It was Christmas eve, 50 years ago. Back then the country was called Czechoslovakia and it was behind a border that was known as the “Iron Curtain.” Carolyn and I were newly married and had recently joined Brother Andrew’s little band of smugglers. On this trip we were joined by our good friends, Joe and Judy Portale. Snow lightly covered the road we were traveling on and we had quite a distance to get to our destination in the north, called Moravia.
The guards at the border where we had just crossed over from Germany were benevolent that day as it was Christmas Eve and even though they were Communists, their nicer selves came out as they waved us through the normally strict border. Of course, we attributed this to the heavy duty praying we had done before the crossing, asking God to blind the eyes of the guards. Our car was packed with Bibles and some suitcases with a very special cargo.
Some weeks before a merchant from the North of Holland called and asked if anyone was going East in the near future. He had a lot of beautiful winter clothes and God had put it on his heart that perhaps there was a need that this could meet, so we had several suitcases besides our own in the back of the vehicle.
After a long day drive, we arrived at our destination just as it was getting dark. I knocked at the door of a house that was conveniently hidden on a quiet street. The kindly man, a Moravian pastor, invited us into their home. They were in the middle of their Christmas Eve celebration that they called “the love feast.” When I shared with him that we had brought Bibles, he was so happy, but when I told him we had brought some winter clothes, surprisingly, he was even more happy.
He explained to us that the Bibles and the clothes were headed for Russia and that the very next day they would be on their way. Our timing was God ordained. We continued to celebrate with the family with a fresh carp that had been kept in the bath tub until it was time to be baked and served. There were oranges in a bowl on the table that were a once-a-year treat. We finished the night off with breaking a special wafer and passing it around sharing good thoughts toward each other.
It was some years later when Carolyn and I were once again in Czechoslovakia, in the beautiful city of Prague, we called our friend to tell him we were in the city when he excitedly told us to get to their house as quickly as possible. He was with us that special Christmas Eve long ago as a boy, now he was grown and was himself a pastor in the city. When we arrived at his house, he excitedly brought us to his friends, a couple who had just arrived from the Soviet Union.
He introduced us to them saying, “These are the people who brought the winter clothes”. They teared up and began to hug us. The young lady then told us her story: “We are the family of Joseph Bondorenko,” (a well-known evangelist who had spent many years in prison for his preaching of the Word), “That Christmas they came and arrested him once again and to punish him more severely, they took everything we owned, including our clothes. They left us totally destitute. Then these suitcases arrived, filled with the most beautiful winter clothes. It was a Christmas gift we would never forget, thank you, thank you, thank you.”

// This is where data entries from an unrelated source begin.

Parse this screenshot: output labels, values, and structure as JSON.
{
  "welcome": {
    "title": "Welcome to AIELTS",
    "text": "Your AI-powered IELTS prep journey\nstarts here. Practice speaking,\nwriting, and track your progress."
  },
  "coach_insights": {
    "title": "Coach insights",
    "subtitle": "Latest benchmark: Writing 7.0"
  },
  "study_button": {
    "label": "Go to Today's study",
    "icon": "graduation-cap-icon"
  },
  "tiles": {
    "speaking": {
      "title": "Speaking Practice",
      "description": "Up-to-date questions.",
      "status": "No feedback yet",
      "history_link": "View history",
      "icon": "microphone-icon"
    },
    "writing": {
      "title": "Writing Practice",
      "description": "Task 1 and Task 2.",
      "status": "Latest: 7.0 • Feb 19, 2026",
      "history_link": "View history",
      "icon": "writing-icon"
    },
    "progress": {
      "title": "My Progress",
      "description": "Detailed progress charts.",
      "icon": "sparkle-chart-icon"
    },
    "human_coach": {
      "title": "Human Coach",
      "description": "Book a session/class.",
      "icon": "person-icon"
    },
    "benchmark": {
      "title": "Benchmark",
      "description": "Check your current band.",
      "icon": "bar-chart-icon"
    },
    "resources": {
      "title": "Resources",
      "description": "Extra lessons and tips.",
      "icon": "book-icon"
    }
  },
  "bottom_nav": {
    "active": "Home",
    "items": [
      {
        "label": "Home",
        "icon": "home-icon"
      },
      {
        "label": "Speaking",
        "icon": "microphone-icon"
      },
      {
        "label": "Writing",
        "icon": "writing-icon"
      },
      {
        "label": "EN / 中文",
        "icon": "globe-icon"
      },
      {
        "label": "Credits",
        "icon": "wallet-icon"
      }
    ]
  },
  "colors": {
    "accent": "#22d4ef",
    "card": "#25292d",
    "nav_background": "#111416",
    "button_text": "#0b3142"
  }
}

The story above is true! All the characters in the story had a role to play, the merchant with his generosity and obedience to call us. We obeyed the call to go, specifically on Christmas eve. The kindly pastor who welcomed us into his home and knew that there was something more to this visit and the timeliness of it. God was the director, bringing all these events together to bless this family. Often people have asked us, what were you doing on such and such a night? We had a burden to pray for you. All of us are an important part of a God directed team and have a role in building the Kingdom.
Al & Carolyn in Czechoslovakia 1971
Al and Carolyn both started in YWAM as teenagers in 1964 /1966. In 1973, they started YWAM Slavic Ministries as a ministry to reach out to that part of the world in discipleship and evangelism. Doors were quickly opened all over Central Europe, particularly in Poland, Czechoslovakia, Hungary, and Yugoslavia.